## Required action
Filter the entries for the word "true". Copy each line in which it occurs.

## Material provided
....

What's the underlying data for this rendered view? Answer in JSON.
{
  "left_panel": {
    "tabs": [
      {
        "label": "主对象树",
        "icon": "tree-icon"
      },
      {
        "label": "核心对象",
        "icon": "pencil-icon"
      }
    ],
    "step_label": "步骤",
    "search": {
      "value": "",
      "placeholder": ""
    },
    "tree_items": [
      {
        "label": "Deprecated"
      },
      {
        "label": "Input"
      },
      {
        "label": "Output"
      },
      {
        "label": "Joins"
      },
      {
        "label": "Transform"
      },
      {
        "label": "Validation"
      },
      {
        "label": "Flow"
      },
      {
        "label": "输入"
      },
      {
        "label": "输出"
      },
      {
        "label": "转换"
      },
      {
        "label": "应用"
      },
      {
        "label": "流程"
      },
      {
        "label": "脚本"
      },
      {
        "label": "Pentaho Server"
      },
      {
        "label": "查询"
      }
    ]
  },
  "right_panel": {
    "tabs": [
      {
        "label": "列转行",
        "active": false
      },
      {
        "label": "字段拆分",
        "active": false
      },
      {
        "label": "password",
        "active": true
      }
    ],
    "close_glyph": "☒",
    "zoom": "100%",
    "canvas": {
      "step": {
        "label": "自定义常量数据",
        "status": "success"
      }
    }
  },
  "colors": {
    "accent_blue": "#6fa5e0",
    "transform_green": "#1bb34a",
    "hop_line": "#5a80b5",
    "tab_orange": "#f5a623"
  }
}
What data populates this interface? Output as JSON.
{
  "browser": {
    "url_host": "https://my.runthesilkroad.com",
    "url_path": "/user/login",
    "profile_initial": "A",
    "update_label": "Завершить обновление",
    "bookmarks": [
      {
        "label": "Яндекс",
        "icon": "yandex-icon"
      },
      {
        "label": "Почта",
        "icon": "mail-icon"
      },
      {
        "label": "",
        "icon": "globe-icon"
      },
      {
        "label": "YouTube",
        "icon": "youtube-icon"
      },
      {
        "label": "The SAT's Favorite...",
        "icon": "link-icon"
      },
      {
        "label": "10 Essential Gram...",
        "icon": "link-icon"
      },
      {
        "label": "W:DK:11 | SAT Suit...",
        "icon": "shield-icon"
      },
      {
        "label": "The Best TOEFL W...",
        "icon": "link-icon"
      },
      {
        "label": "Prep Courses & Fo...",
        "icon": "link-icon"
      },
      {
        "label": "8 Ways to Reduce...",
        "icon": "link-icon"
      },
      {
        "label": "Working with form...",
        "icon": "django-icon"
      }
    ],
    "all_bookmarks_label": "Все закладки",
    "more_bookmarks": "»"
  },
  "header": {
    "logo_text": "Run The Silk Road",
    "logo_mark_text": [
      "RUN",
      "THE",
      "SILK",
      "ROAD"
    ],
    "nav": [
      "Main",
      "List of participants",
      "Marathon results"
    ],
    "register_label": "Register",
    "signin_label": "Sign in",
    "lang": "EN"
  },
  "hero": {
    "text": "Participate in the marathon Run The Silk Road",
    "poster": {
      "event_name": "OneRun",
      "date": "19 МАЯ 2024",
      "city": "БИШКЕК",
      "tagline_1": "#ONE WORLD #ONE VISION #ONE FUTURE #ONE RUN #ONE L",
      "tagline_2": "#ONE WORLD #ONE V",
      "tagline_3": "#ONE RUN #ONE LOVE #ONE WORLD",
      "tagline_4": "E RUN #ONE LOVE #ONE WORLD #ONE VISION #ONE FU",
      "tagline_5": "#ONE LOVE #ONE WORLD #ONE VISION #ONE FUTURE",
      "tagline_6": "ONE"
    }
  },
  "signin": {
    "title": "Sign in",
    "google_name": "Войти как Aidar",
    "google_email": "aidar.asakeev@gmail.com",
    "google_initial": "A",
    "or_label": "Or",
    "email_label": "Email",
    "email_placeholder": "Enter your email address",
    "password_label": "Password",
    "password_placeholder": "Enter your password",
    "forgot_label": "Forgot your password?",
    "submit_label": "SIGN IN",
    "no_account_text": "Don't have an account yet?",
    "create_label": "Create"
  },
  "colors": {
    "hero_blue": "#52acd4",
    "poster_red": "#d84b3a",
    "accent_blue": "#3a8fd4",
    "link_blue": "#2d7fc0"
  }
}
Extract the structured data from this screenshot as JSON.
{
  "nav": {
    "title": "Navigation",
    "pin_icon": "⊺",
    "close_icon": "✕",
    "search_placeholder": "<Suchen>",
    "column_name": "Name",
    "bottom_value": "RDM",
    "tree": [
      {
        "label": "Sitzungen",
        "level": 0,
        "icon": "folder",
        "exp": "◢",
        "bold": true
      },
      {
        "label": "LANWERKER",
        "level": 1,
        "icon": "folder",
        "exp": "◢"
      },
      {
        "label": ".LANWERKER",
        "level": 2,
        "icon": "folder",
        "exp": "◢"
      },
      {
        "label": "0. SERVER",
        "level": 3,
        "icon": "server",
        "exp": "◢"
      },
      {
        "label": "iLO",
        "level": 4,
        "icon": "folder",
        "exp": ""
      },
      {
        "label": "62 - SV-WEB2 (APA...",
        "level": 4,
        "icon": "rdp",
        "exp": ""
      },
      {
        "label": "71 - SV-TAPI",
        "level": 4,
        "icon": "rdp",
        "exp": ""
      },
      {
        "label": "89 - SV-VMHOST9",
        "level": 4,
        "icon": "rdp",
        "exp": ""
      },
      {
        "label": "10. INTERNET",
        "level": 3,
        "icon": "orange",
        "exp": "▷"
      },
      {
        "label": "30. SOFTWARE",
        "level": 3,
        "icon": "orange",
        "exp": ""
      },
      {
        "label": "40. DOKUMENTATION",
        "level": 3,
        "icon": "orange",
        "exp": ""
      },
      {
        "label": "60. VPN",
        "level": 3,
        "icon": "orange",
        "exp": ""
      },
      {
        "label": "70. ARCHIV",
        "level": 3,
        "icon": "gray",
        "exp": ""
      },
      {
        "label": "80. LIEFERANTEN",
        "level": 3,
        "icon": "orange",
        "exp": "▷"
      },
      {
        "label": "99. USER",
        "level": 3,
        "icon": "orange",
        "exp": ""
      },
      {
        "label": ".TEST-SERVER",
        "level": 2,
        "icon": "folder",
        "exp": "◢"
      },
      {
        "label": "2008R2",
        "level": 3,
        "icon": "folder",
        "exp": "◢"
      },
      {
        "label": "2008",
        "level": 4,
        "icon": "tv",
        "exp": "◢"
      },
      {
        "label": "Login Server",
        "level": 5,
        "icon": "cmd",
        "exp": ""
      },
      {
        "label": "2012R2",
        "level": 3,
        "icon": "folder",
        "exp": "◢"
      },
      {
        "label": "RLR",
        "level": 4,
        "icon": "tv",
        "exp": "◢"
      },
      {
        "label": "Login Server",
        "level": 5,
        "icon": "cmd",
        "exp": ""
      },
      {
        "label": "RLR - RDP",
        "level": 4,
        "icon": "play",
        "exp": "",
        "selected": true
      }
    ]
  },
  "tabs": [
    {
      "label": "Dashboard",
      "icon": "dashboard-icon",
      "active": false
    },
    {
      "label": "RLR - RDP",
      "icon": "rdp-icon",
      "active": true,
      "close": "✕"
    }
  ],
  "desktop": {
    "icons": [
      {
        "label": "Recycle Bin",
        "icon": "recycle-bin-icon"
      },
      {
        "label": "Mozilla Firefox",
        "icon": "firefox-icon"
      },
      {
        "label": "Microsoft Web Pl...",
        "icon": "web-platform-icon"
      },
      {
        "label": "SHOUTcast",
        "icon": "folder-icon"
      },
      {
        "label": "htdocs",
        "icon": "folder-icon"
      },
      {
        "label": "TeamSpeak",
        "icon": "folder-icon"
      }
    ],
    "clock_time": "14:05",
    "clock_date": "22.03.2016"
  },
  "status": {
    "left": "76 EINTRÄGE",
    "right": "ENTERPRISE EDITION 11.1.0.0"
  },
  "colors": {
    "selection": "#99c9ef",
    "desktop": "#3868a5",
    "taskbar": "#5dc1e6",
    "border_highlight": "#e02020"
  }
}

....

## Response to this task
        "active": true
        "bold": true
        "selected": true
      "active": true,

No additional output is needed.